Keep every word of the entries and print them exactly; the pictures stay out.

** SOURCE MATERIAL follows **

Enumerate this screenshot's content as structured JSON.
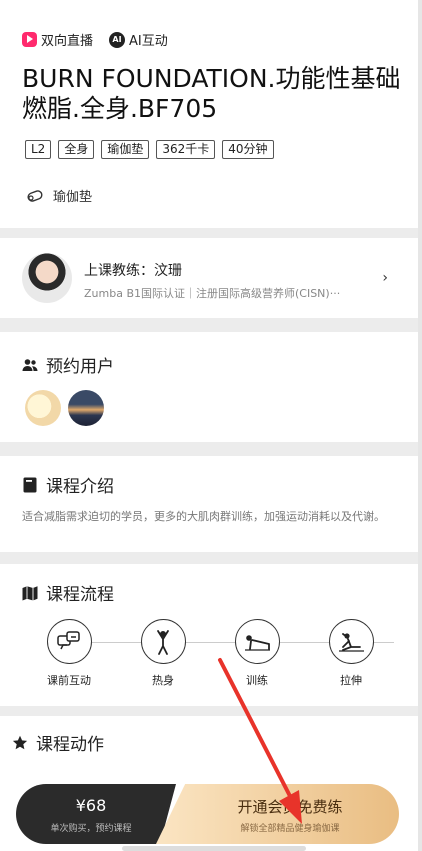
{
  "header": {
    "tag_live": "双向直播",
    "tag_ai": "AI互动",
    "tag_ai_badge": "AI",
    "title": "BURN FOUNDATION.功能性基础燃脂.全身.BF705",
    "chips": [
      "L2",
      "全身",
      "瑜伽垫",
      "362千卡",
      "40分钟"
    ],
    "equipment": "瑜伽垫"
  },
  "coach": {
    "name": "上课教练：汶珊",
    "desc": "Zumba B1国际认证｜注册国际高级营养师(CISN)···"
  },
  "users": {
    "title": "预约用户"
  },
  "intro": {
    "title": "课程介绍",
    "text": "适合减脂需求迫切的学员，更多的大肌肉群训练，加强运动消耗以及代谢。"
  },
  "flow": {
    "title": "课程流程",
    "steps": [
      {
        "label": "课前互动",
        "icon": "chat-icon"
      },
      {
        "label": "热身",
        "icon": "warmup-icon"
      },
      {
        "label": "训练",
        "icon": "plank-icon"
      },
      {
        "label": "拉伸",
        "icon": "stretch-icon"
      }
    ]
  },
  "moves": {
    "title": "课程动作"
  },
  "purchase": {
    "price": "¥68",
    "price_sub": "单次购买，预约课程",
    "vip": "开通会员免费练",
    "vip_sub": "解锁全部精品健身瑜伽课"
  },
  "colors": {
    "accent": "#ff2a6d",
    "arrow": "#e8332a",
    "gold": "#e9bd82"
  }
}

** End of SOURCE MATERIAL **

TASK RESULT ->
Enumerate this screenshot's content as structured JSON.
{
  "header": {
    "tag_live": "双向直播",
    "tag_ai": "AI互动",
    "tag_ai_badge": "AI",
    "title": "BURN FOUNDATION.功能性基础燃脂.全身.BF705",
    "chips": [
      "L2",
      "全身",
      "瑜伽垫",
      "362千卡",
      "40分钟"
    ],
    "equipment": "瑜伽垫"
  },
  "coach": {
    "name": "上课教练：汶珊",
    "desc": "Zumba B1国际认证｜注册国际高级营养师(CISN)···"
  },
  "users": {
    "title": "预约用户"
  },
  "intro": {
    "title": "课程介绍",
    "text": "适合减脂需求迫切的学员，更多的大肌肉群训练，加强运动消耗以及代谢。"
  },
  "flow": {
    "title": "课程流程",
    "steps": [
      {
        "label": "课前互动",
        "icon": "chat-icon"
      },
      {
        "label": "热身",
        "icon": "warmup-icon"
      },
      {
        "label": "训练",
        "icon": "plank-icon"
      },
      {
        "label": "拉伸",
        "icon": "stretch-icon"
      }
    ]
  },
  "moves": {
    "title": "课程动作"
  },
  "purchase": {
    "price": "¥68",
    "price_sub": "单次购买，预约课程",
    "vip": "开通会员免费练",
    "vip_sub": "解锁全部精品健身瑜伽课"
  },
  "colors": {
    "accent": "#ff2a6d",
    "arrow": "#e8332a",
    "gold": "#e9bd82"
  }
}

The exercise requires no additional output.